Kent kindness and support for mental health
Kent and Medway residents are being reminded of support services available during COVID-19 as Mental Health Awareness Week (18-24 May) highlights the theme of kindness.
Health partners and providers, local authorities, emergency services and community groups across the county are working together to provide local support services to help people’s mental wellbeing during the ongoing pandemic and lockdown restrictions.
“The challenging reality of lockdown is creating uncertainty and anxiety for many,” explains Kent County Council Director of Public Health, Andrew Scott-Clark. “The constant news can feel overwhelming and you may be adjusting to a different way of life, with children off school, many people not working or working from home, as well as not seeing family, friends and colleagues.”
He adds: “This anxiety is natural, and we are all feeling it. Fortunately, there are things that we can do to protect our mental health and to support the wellbeing of our friends and family. At www.kent.gov.uk/wellbeing you can find information, advice and signposting to other great sites which can help, whatever your situation and need. This is #kenttogether.”
Information is available at www.kent.gov.uk/wellbeing for people experiencing bereavement and loss, debt and financial difficulties, pregnant women and new mums needing extra support, families looking for help with young children or teenagers.
There is support for those who might already have pre-existing mental health conditions, are victims of domestic abuse or are people in the shielded community. The site also offers help for people with learning disabilities, people who don’t use English as a first language, carers and NHS staff, care staff and other key workers.
Lauretta Kavanagh, Mental Health Programme Director for the NHS Kent and Medway Clinical Commissioning Group, said: “Looking after your mental health is just as important as your physical health.
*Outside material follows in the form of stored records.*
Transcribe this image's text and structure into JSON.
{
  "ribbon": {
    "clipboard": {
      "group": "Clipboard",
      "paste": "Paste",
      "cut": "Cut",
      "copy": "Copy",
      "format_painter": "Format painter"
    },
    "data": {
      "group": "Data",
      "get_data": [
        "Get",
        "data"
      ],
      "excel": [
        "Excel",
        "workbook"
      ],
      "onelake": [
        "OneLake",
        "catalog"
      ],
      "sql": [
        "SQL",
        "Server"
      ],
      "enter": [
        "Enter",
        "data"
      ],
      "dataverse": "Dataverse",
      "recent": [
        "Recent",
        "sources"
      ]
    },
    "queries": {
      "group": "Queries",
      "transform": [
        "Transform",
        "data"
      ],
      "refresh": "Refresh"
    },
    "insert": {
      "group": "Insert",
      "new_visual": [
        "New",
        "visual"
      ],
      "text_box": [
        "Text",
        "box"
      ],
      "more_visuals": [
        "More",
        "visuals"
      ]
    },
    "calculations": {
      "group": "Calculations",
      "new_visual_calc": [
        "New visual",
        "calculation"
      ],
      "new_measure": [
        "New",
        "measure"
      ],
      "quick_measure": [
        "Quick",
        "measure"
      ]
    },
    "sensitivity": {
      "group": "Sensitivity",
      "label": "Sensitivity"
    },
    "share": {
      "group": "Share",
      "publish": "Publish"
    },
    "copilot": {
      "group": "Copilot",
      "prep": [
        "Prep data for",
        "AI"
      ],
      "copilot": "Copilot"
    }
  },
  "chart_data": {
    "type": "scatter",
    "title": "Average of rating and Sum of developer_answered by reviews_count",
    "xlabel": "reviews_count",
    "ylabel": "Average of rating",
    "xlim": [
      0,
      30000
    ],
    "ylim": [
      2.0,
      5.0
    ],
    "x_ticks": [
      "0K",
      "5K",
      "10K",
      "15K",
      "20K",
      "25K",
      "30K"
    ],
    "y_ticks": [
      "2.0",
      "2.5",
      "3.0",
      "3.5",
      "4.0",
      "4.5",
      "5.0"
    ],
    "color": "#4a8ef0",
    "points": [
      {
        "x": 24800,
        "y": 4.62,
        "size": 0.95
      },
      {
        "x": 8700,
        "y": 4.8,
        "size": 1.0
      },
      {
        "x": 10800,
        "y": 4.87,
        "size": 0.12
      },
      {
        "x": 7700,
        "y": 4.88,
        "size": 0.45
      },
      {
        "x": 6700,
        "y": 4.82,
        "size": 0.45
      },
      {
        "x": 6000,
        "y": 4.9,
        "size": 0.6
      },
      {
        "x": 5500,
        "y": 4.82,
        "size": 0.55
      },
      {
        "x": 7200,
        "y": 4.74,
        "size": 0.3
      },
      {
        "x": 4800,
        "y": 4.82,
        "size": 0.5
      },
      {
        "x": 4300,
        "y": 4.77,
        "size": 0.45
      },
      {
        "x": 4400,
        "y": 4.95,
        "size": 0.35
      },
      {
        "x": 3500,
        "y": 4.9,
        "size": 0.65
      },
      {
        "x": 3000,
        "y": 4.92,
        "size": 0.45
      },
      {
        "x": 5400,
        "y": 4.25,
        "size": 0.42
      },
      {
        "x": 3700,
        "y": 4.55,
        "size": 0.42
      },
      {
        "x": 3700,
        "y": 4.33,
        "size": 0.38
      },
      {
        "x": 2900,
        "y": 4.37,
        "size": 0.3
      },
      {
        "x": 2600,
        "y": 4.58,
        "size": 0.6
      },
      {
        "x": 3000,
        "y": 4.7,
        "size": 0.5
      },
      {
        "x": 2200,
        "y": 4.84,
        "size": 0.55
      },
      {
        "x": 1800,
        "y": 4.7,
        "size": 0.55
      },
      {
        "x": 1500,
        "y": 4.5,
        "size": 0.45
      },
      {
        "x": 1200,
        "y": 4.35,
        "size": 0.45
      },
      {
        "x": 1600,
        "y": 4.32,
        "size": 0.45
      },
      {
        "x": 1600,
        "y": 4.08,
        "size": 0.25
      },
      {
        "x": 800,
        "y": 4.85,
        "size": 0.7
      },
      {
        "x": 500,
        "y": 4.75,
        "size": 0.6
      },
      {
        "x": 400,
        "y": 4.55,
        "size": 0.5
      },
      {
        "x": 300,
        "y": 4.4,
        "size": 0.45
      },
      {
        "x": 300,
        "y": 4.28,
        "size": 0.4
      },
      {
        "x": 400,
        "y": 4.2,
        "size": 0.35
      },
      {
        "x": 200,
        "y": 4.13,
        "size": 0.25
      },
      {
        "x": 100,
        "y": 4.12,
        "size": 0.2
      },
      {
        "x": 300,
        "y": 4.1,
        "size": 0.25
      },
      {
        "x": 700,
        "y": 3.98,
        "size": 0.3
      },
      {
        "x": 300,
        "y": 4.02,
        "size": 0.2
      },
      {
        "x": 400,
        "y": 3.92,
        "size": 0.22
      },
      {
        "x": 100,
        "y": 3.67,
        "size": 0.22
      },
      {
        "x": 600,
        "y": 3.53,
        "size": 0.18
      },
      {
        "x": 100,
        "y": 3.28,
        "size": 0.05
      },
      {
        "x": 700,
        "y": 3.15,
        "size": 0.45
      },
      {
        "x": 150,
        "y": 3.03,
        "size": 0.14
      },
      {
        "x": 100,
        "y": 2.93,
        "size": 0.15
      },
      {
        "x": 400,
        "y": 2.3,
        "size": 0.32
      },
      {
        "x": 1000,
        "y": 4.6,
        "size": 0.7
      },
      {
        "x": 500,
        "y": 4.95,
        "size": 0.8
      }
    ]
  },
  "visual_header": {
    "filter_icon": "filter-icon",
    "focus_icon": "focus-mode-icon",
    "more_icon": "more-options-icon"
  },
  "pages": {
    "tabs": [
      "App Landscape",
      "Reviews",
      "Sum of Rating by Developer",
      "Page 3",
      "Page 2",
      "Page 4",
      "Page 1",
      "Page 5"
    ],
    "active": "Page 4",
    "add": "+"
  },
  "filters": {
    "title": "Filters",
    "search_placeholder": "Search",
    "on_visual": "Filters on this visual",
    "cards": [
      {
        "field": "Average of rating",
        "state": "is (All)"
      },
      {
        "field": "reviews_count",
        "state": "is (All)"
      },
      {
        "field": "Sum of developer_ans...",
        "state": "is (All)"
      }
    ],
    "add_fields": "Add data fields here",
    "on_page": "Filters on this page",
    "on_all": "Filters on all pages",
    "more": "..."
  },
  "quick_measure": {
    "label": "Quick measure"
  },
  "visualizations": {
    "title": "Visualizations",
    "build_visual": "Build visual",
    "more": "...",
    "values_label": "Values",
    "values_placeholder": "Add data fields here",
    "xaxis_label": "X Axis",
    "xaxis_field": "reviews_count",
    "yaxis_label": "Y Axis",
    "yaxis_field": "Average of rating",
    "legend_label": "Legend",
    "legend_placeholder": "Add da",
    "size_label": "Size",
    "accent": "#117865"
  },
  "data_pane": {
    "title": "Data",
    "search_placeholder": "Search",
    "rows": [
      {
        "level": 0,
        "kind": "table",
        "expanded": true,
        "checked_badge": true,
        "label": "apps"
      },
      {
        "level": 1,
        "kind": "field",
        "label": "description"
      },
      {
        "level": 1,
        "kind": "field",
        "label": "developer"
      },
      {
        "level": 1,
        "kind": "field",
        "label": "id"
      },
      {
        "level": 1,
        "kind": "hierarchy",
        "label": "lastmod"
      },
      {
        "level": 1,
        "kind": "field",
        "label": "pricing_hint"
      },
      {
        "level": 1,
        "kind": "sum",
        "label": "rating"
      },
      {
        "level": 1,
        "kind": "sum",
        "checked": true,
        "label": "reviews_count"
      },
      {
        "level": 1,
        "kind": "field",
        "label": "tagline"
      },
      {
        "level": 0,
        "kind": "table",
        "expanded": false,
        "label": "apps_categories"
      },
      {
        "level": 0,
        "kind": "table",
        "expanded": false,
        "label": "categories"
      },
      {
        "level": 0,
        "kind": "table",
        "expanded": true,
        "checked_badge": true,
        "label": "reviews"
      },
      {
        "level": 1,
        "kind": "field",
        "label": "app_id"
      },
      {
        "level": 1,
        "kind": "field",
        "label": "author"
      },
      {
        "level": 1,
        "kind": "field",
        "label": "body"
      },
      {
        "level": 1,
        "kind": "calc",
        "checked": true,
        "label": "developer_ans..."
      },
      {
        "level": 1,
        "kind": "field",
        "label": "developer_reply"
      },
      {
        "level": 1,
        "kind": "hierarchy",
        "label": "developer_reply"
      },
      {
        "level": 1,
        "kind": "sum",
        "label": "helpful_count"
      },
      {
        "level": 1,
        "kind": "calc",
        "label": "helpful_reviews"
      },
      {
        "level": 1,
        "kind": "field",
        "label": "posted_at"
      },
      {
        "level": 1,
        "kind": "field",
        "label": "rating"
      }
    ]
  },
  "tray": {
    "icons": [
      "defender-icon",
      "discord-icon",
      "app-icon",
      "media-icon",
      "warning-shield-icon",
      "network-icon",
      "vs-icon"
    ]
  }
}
The NHS is here to support you with your mental wellbeing during the coronavirus pandemic, as well as your physical health.
“This has been a challenging time for everyone, and there are many services to help you stay well. Feelings of anxiety, loneliness or restlessness are understandable right now. Remember that you are not alone.
“As far as you can, open up about what is happening to you. Please pick up the phone or go online to reach out if you need help.”
One of the locally available support campaigns is the Release the Pressure helpline and text service - you can text the word “Kent” or “Medway” to 85258, where you will start a conversation with one of the many trained and experienced volunteers. Or you can call 0800 107 0160 where support is available from trained and experienced staff on this freephone number 24 hours a day 365 days a year.
The service is funded by the Kent and Medway Sustainability and Transformation Partnership (STP) which is a collaboration between Kent County Council, Medway Council, Kent and Medway NHS and Social Care Partnership Trust and all the NHS organisations across Kent and Medway.
James Williams, Director of Public Health at Medway Council, said: “We have all been affected by the coronavirus and are adapting to new ways of working, communicating and interacting with our families, friends and people within our local community. This prolonged transition will have had an impact on our mental health and wellbeing.
"It is important for us all to know that help and support is available should we need it. We have health and wellbeing advice for residents on our website, www.medway.gov.uk/coronavirus and I would encourage anyone who needs support, to use the Release the Pressure mental wellbeing service, by texting Medway to 85258.”
Jacquie Mowbray-Gould, Chief Operating Officer for Kent and Medway NHS and Social Care Partnership Trust, said: “We are pleased to be working collaboratively with our partner organisations across the county to create a place for people to access the mental health support and wellbeing advice they may need during these difficult times.
“We know that these are extremely challenging times and many people are experiencing extreme pressures which impacts on their health and wellbeing. It is therefore vital that we continue to support our communities with any information and quick access to a range of services and support they may need to keep themselves safer, happier and healthier.”
Meanwhile, vulnerable people in Kent who need urgent help, supplies or medication are also reminded of the helpline – called Kent Together – which provides a single, convenient point of contact for anyone in the county who is in urgent need of help during the Coronavirus outbreak.
It is a collaboration between KCC, central Government, District, Borough and local councils, the voluntary and community sector, the NHS and other partners to ensure help is at hand for vulnerable people.
If you are vulnerable and have an urgent need that cannot be met through existing support networks, you can contact the Kent Together helpline at www.kent.gov.uk/KentTogether or by calling on 03000 41 92 92. It is a 24-hour service.